For now, I count myself lucky for the visits home every few months and the comfort of the life I have made in Sweden. I feel fortunate to have left the struggles of my early 20s in NYC and enjoy the comfort of home-ownership, low taxes and love. I desperately hope the America I grew up in and loved for all those years recovers and returns. And not just for me, but for everyone that calls it home.

A Saturday in Stockholm’s Archipeligo

Stockholm’s archipelago is gorgeous; the jutting and receding coastlines of the islands are dotted with multi-million dollar property that everyone would love to get their hands on, if only they won the lottery. Or founded IKEA.
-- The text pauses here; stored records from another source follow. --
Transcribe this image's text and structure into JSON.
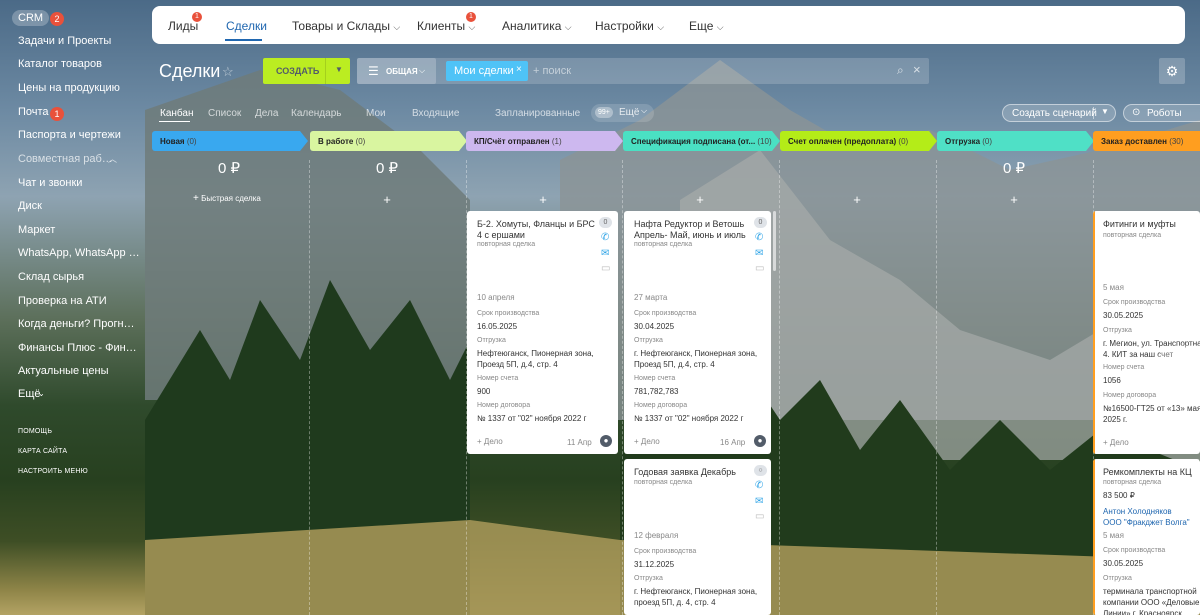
{
  "left_menu": {
    "crm": "CRM",
    "crm_badge": "2",
    "items": [
      "Задачи и Проекты",
      "Каталог товаров",
      "Цены на продукцию",
      "Почта",
      "Паспорта и чертежи",
      "Совместная работа",
      "Чат и звонки",
      "Диск",
      "Маркет",
      "WhatsApp, WhatsApp Bus...",
      "Склад сырья",
      "Проверка на АТИ",
      "Когда деньги? Прогноз о...",
      "Финансы Плюс - Финанс...",
      "Актуальные цены",
      "Ещё"
    ],
    "mail_badge": "1",
    "help": "ПОМОЩЬ",
    "sitemap": "КАРТА САЙТА",
    "configure": "НАСТРОИТЬ МЕНЮ"
  },
  "topnav": {
    "items": [
      "Лиды",
      "Сделки",
      "Товары и Склады",
      "Клиенты",
      "Аналитика",
      "Настройки",
      "Еще"
    ],
    "badges": {
      "leads": "1",
      "clients": "1"
    }
  },
  "toolbar": {
    "title": "Сделки",
    "create": "СОЗДАТЬ",
    "preset": "ОБЩАЯ",
    "filter_tag": "Мои сделки",
    "search_placeholder": "+ поиск"
  },
  "view_tabs": {
    "items": [
      "Канбан",
      "Список",
      "Дела",
      "Календарь",
      "Мои",
      "Входящие",
      "Запланированные",
      "Ещё"
    ],
    "badge": "99+",
    "scenario": "Создать сценарий",
    "robots": "Роботы"
  },
  "stages": [
    {
      "name": "Новая",
      "count": "(0)",
      "color": "#39a8ef",
      "sum": "0 ₽"
    },
    {
      "name": "В работе",
      "count": "(0)",
      "color": "#d9f5a0",
      "sum": "0 ₽"
    },
    {
      "name": "КП/Счёт отправлен",
      "count": "(1)",
      "color": "#cdb8ef",
      "sum": ""
    },
    {
      "name": "Спецификация подписана (от...",
      "count": "(10)",
      "color": "#4ae0c3",
      "sum": ""
    },
    {
      "name": "Счет оплачен (предоплата)",
      "count": "(0)",
      "color": "#b4ec18",
      "sum": ""
    },
    {
      "name": "Отгрузка",
      "count": "(0)",
      "color": "#4fe0c6",
      "sum": "0 ₽"
    },
    {
      "name": "Заказ доставлен",
      "count": "(30)",
      "color": "#ff9e1f",
      "sum": ""
    }
  ],
  "quick_deal": "Быстрая сделка",
  "cards": {
    "c1": {
      "title": "Б-2. Хомуты, Фланцы и БРС 4 с ершами",
      "sub": "повторная сделка",
      "counter": "0",
      "date": "10 апреля",
      "l1": "Срок производства",
      "v1": "16.05.2025",
      "l2": "Отгрузка",
      "v2": "Нефтеюганск, Пионерная зона, Проезд 5П, д.4, стр. 4",
      "l3": "Номер счета",
      "v3": "900",
      "l4": "Номер договора",
      "v4": "№ 1337 от \"02\" ноября 2022 г",
      "add": "+ Дело",
      "activity": "11 Апр"
    },
    "c2": {
      "title": "Нафта Редуктор и Ветошь Апрель- Май, июнь и июль",
      "sub": "повторная сделка",
      "counter": "0",
      "date": "27 марта",
      "l1": "Срок производства",
      "v1": "30.04.2025",
      "l2": "Отгрузка",
      "v2": "г. Нефтеюганск, Пионерная зона, Проезд 5П, д.4, стр. 4",
      "l3": "Номер счета",
      "v3": "781,782,783",
      "l4": "Номер договора",
      "v4": "№ 1337 от \"02\" ноября 2022 г",
      "add": "+ Дело",
      "activity": "16 Апр"
    },
    "c3": {
      "title": "Годовая заявка Декабрь",
      "sub": "повторная сделка",
      "date": "12 февраля",
      "l1": "Срок производства",
      "v1": "31.12.2025",
      "l2": "Отгрузка",
      "v2": "г. Нефтеюганск, Пионерная зона, проезд 5П, д. 4, стр. 4"
    },
    "c4": {
      "title": "Фитинги и муфты",
      "sub": "повторная сделка",
      "date": "5 мая",
      "l1": "Срок производства",
      "v1": "30.05.2025",
      "l2": "Отгрузка",
      "v2": "г. Мегион, ул. Транспортная 4. КИТ за наш счет",
      "l3": "Номер счета",
      "v3": "1056",
      "l4": "Номер договора",
      "v4": "№16500-ГТ25 от «13» мая 2025 г.",
      "add": "+ Дело"
    },
    "c5": {
      "title": "Ремкомплекты на КЦ",
      "sub": "повторная сделка",
      "amount": "83 500 ₽",
      "contact": "Антон Холодняков",
      "company": "ООО \"Фракджет Волга\"",
      "date": "5 мая",
      "l1": "Срок производства",
      "v1": "30.05.2025",
      "l2": "Отгрузка",
      "v2": "терминала транспортной компании ООО «Деловые Линии» г. Красноярск"
    }
  }
}
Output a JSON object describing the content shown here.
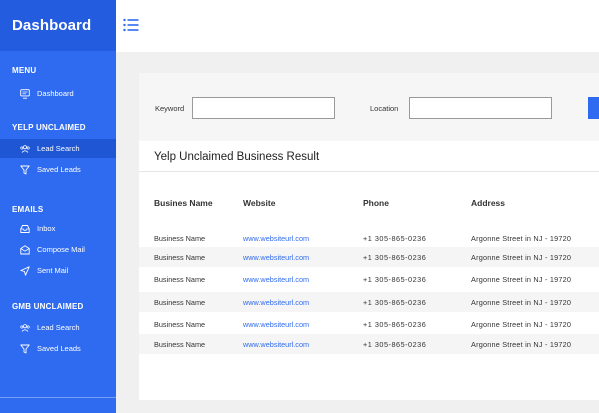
{
  "sidebar": {
    "brand": "Dashboard",
    "sections": [
      {
        "title": "MENU",
        "items": [
          {
            "label": "Dashboard",
            "icon": "monitor-icon",
            "active": false
          }
        ]
      },
      {
        "title": "YELP UNCLAIMED",
        "items": [
          {
            "label": "Lead Search",
            "icon": "users-icon",
            "active": true
          },
          {
            "label": "Saved Leads",
            "icon": "filter-icon",
            "active": false
          }
        ]
      },
      {
        "title": "EMAILS",
        "items": [
          {
            "label": "Inbox",
            "icon": "inbox-icon",
            "active": false
          },
          {
            "label": "Compose Mail",
            "icon": "compose-icon",
            "active": false
          },
          {
            "label": "Sent Mail",
            "icon": "send-icon",
            "active": false
          }
        ]
      },
      {
        "title": "GMB UNCLAIMED",
        "items": [
          {
            "label": "Lead Search",
            "icon": "users-icon",
            "active": false
          },
          {
            "label": "Saved Leads",
            "icon": "filter-icon",
            "active": false
          }
        ]
      }
    ]
  },
  "topbar": {
    "menu_icon": "list-icon"
  },
  "search": {
    "keyword_label": "Keyword",
    "keyword_value": "",
    "location_label": "Location",
    "location_value": ""
  },
  "results": {
    "title": "Yelp Unclaimed Business Result",
    "columns": [
      "Busines Name",
      "Website",
      "Phone",
      "Address"
    ],
    "rows": [
      [
        "Business Name",
        "www.websiteurl.com",
        "+1 305-865-0236",
        "Argonne Street in NJ - 19720"
      ],
      [
        "Business Name",
        "www.websiteurl.com",
        "+1 305-865-0236",
        "Argonne Street in NJ - 19720"
      ],
      [
        "Business Name",
        "www.websiteurl.com",
        "+1 305-865-0236",
        "Argonne Street in NJ - 19720"
      ],
      [
        "Business Name",
        "www.websiteurl.com",
        "+1 305-865-0236",
        "Argonne Street in NJ - 19720"
      ],
      [
        "Business Name",
        "www.websiteurl.com",
        "+1 305-865-0236",
        "Argonne Street in NJ - 19720"
      ],
      [
        "Business Name",
        "www.websiteurl.com",
        "+1 305-865-0236",
        "Argonne Street in NJ - 19720"
      ]
    ]
  },
  "colors": {
    "sidebar": "#2f6bf0",
    "brand_bar": "#245ce0",
    "active_item": "#1f56d4",
    "link": "#2f6bf0"
  }
}
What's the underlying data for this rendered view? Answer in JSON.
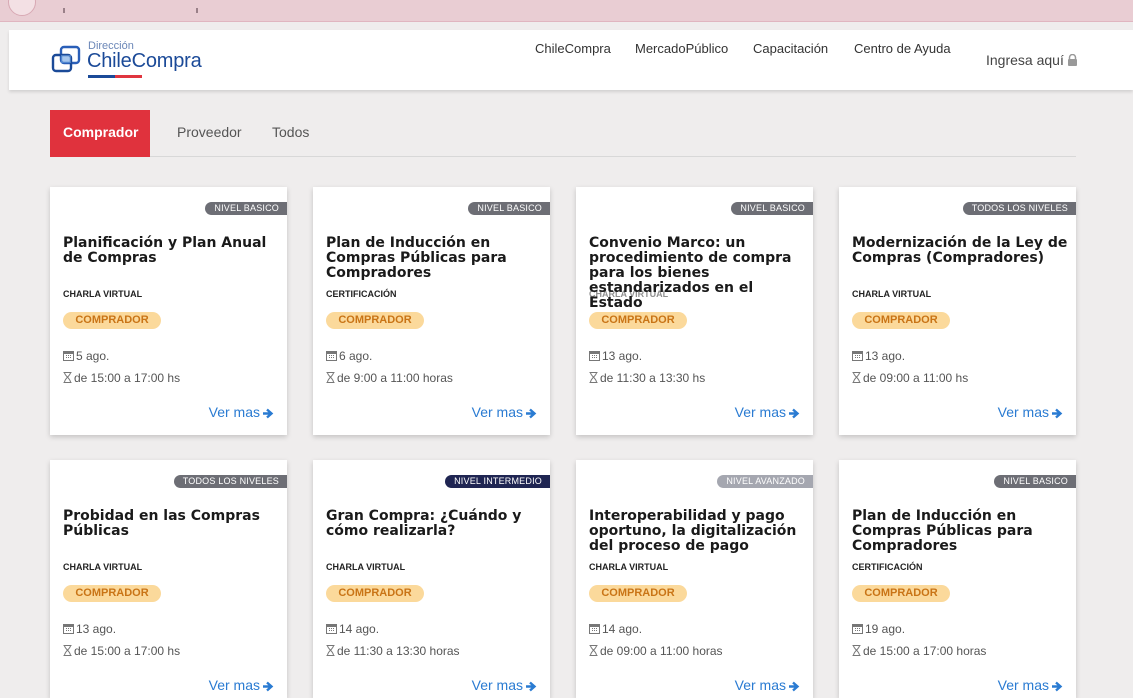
{
  "header": {
    "logo_sub": "Dirección",
    "logo_name": "ChileCompra",
    "nav": [
      "ChileCompra",
      "MercadoPúblico",
      "Capacitación",
      "Centro de Ayuda"
    ],
    "login": "Ingresa aquí"
  },
  "tabs": [
    "Comprador",
    "Proveedor",
    "Todos"
  ],
  "cards": [
    {
      "level": "NIVEL BASICO",
      "title": "Planificación y Plan Anual de Compras",
      "type": "CHARLA VIRTUAL",
      "badge": "COMPRADOR",
      "date": "5 ago.",
      "time": "de 15:00 a 17:00 hs",
      "more": "Ver mas"
    },
    {
      "level": "NIVEL BASICO",
      "title": "Plan de Inducción en Compras Públicas para Compradores",
      "type": "CERTIFICACIóN",
      "badge": "COMPRADOR",
      "date": "6 ago.",
      "time": "de 9:00 a 11:00 horas",
      "more": "Ver mas"
    },
    {
      "level": "NIVEL BASICO",
      "title": "Convenio Marco: un procedimiento de compra para los bienes estandarizados en el Estado",
      "type": "CHARLA VIRTUAL",
      "badge": "COMPRADOR",
      "date": "13 ago.",
      "time": "de 11:30 a 13:30 hs",
      "more": "Ver mas"
    },
    {
      "level": "TODOS LOS NIVELES",
      "title": "Modernización de la Ley de Compras (Compradores)",
      "type": "CHARLA VIRTUAL",
      "badge": "COMPRADOR",
      "date": "13 ago.",
      "time": "de 09:00 a 11:00 hs",
      "more": "Ver mas"
    },
    {
      "level": "TODOS LOS NIVELES",
      "title": "Probidad en las Compras Públicas",
      "type": "CHARLA VIRTUAL",
      "badge": "COMPRADOR",
      "date": "13 ago.",
      "time": "de 15:00 a 17:00 hs",
      "more": "Ver mas"
    },
    {
      "level": "NIVEL INTERMEDIO",
      "title": "Gran Compra: ¿Cuándo y cómo realizarla?",
      "type": "CHARLA VIRTUAL",
      "badge": "COMPRADOR",
      "date": "14 ago.",
      "time": "de 11:30 a 13:30 horas",
      "more": "Ver mas"
    },
    {
      "level": "NIVEL AVANZADO",
      "title": "Interoperabilidad y pago oportuno, la digitalización del proceso de pago",
      "type": "CHARLA VIRTUAL",
      "badge": "COMPRADOR",
      "date": "14 ago.",
      "time": "de 09:00 a 11:00 horas",
      "more": "Ver mas"
    },
    {
      "level": "NIVEL BASICO",
      "title": "Plan de Inducción en Compras Públicas para Compradores",
      "type": "CERTIFICACIóN",
      "badge": "COMPRADOR",
      "date": "19 ago.",
      "time": "de 15:00 a 17:00 horas",
      "more": "Ver mas"
    }
  ],
  "colors": {
    "accent": "#e0323d",
    "badge_bg": "#fbd99b",
    "badge_text": "#c97416",
    "link": "#2a7bd2",
    "brand": "#1b4a98"
  }
}
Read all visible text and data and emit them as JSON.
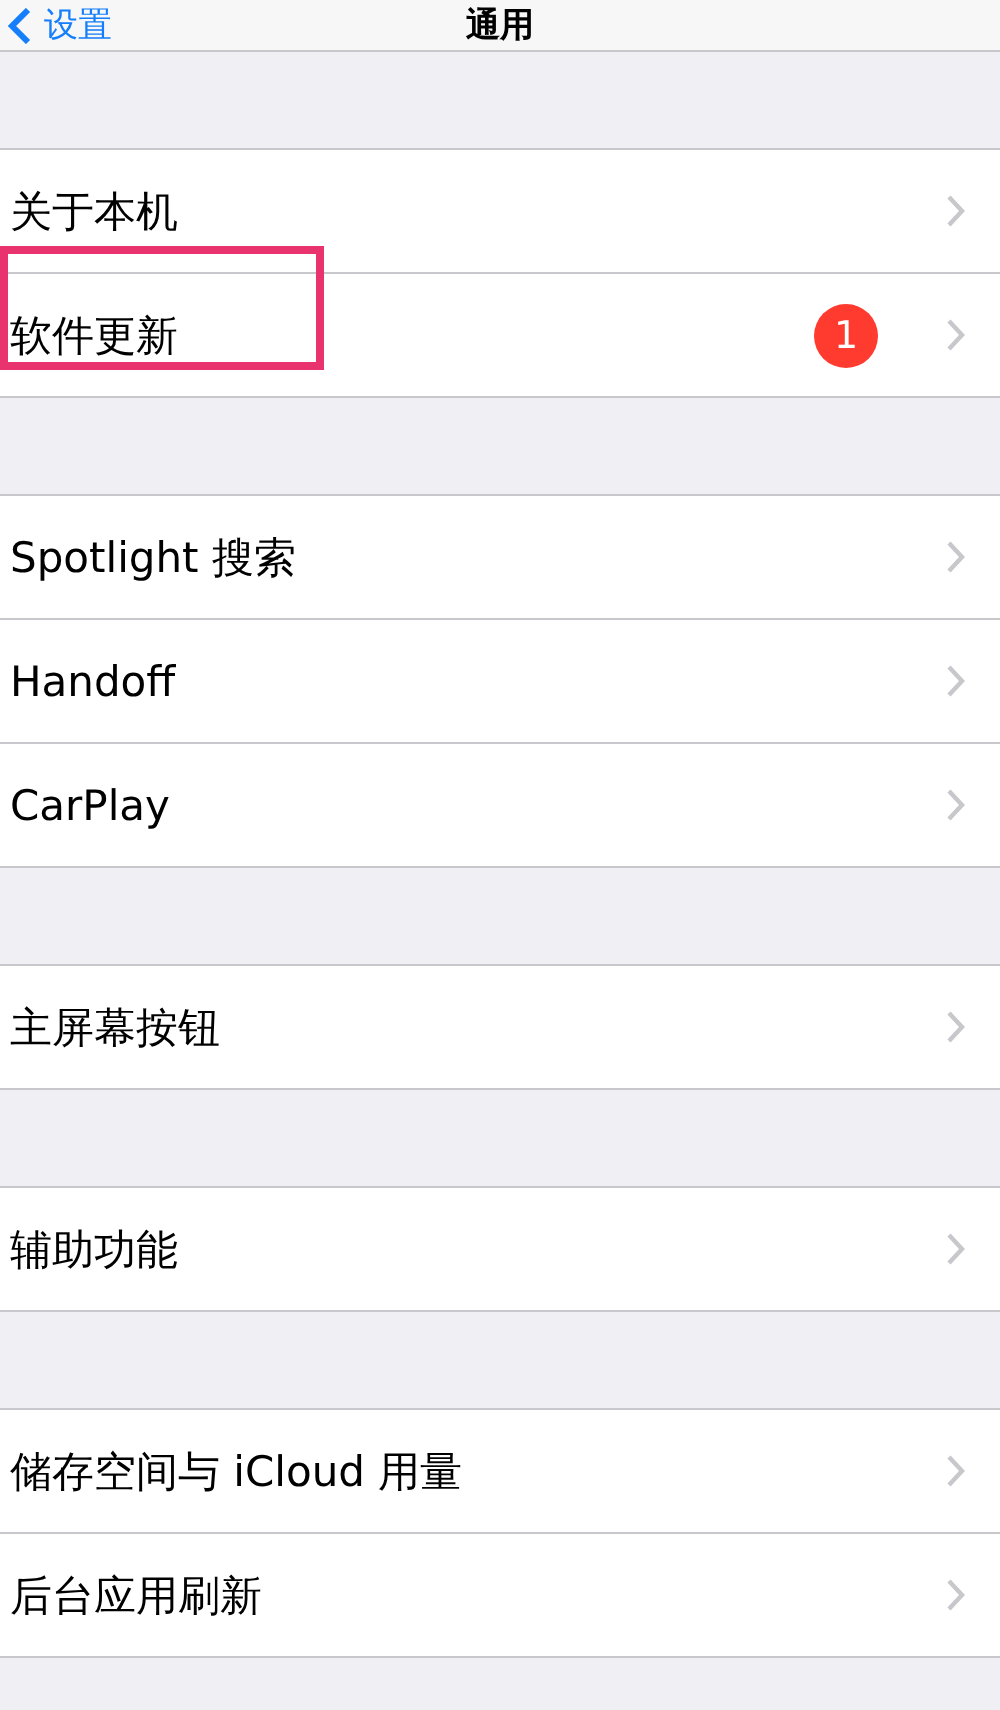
{
  "nav": {
    "back": "设置",
    "title": "通用"
  },
  "groups": [
    {
      "rows": [
        {
          "label": "关于本机"
        },
        {
          "label": "软件更新",
          "badge": "1",
          "annotated": true
        }
      ]
    },
    {
      "rows": [
        {
          "label": "Spotlight 搜索"
        },
        {
          "label": "Handoff"
        },
        {
          "label": "CarPlay"
        }
      ]
    },
    {
      "rows": [
        {
          "label": "主屏幕按钮"
        }
      ]
    },
    {
      "rows": [
        {
          "label": "辅助功能"
        }
      ]
    },
    {
      "rows": [
        {
          "label": "储存空间与 iCloud 用量"
        },
        {
          "label": "后台应用刷新"
        }
      ]
    }
  ]
}
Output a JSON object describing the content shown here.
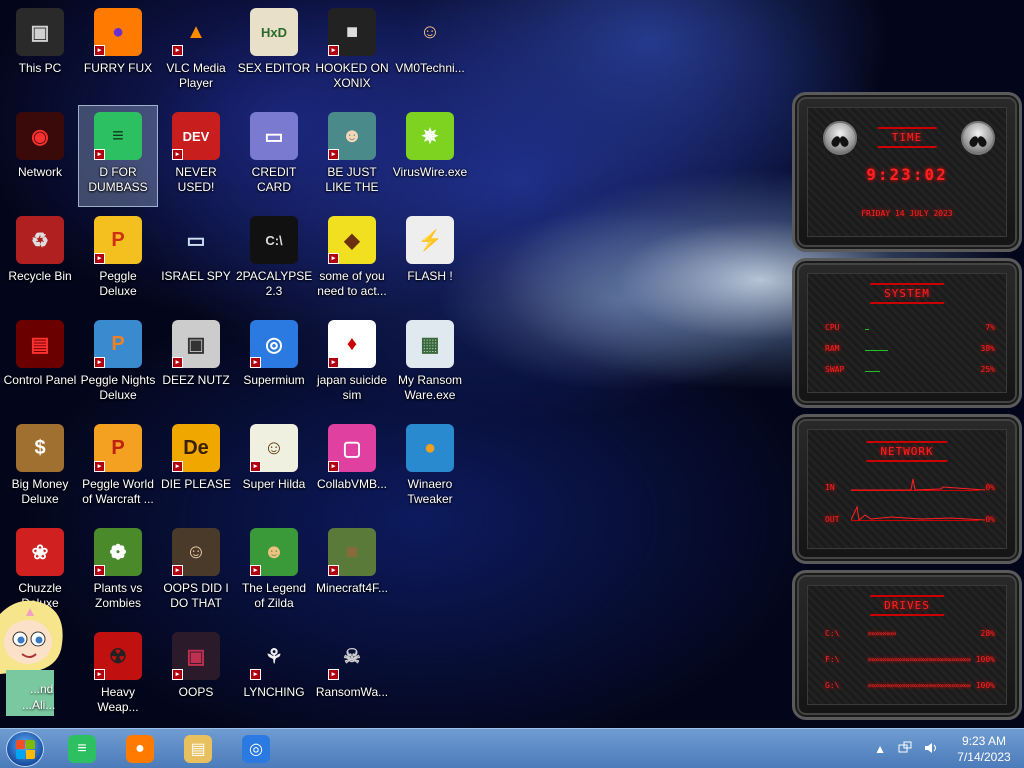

The sheer number of islands that make up the nearly 40 mile- (60 kilometer-) wide archipelago is astounding: 24,000. The wide waterways that wind through the islands are home to pleasure boats, ferries, cruise lines and shipping boats as it is a major shipping route. The scenery is lush with green and purple trees, vast rock faces and … well, opulent wealth that characterizes these islands. The ferries that take the two-hour journey to the further regions is stocked with Stockholm’s elite, traveling to their summer homes, and with screaming children. I believe they belonged to willfully ignorant parents hoping for a peaceful day trip, but it remains speculation as they were nowhere to be found on the large boat.  

As it was my first time in the archipelago, we took advantage of a sunny, if not chilly day, to pack a picnic lunch, sit in the sun and watch the boats go by. It was perhaps the most lovely scenery I have seen since I arrived in Sweden and a place I hope to go back to. When it warms up. Which it won’t. Cause it’s Sweden.

Weird Swedish food… Tunnbrödsrulle

It’s like a kebab. But not. Or maybe like a sandwich. But no, not really. It’s a wrap. But it’s not healthy. Help me out, what is a hot dog, pink shrimp salad, mashed potatoes and lettuce wrapped in flat bread?

It’s really f&%ing hard to eat, is what it is.

It is Sweden’s contribution to the world’s greatest hangover foods. A kebap (that’s what I’ve settled on, a kebab and a wrap) that can satisfy even the strangest of cravings. The bread, tunnbröd, is like a Swedish tortilla and it is filled with unruly mashed potatoes that are seemingly plotting their escape through the bottom and come closer to freedom with with every bite. You have to start by digging out the unnaturally pink and mayo-heavy shrimp salad with a fork to even have a shot at getting in a bite. And surrounded by all of the potatoes and shrimp, the hot dog seems insufficient and awkward as it pokes out the top of a meal with a circumference the size of a large movie theater soda.

But this seemingly disgusting combination of flavors, called Tunnbrödsrulle in Swedish, is actually… tasty. That is if you can stop laughing enough and shaking your head to take a bite.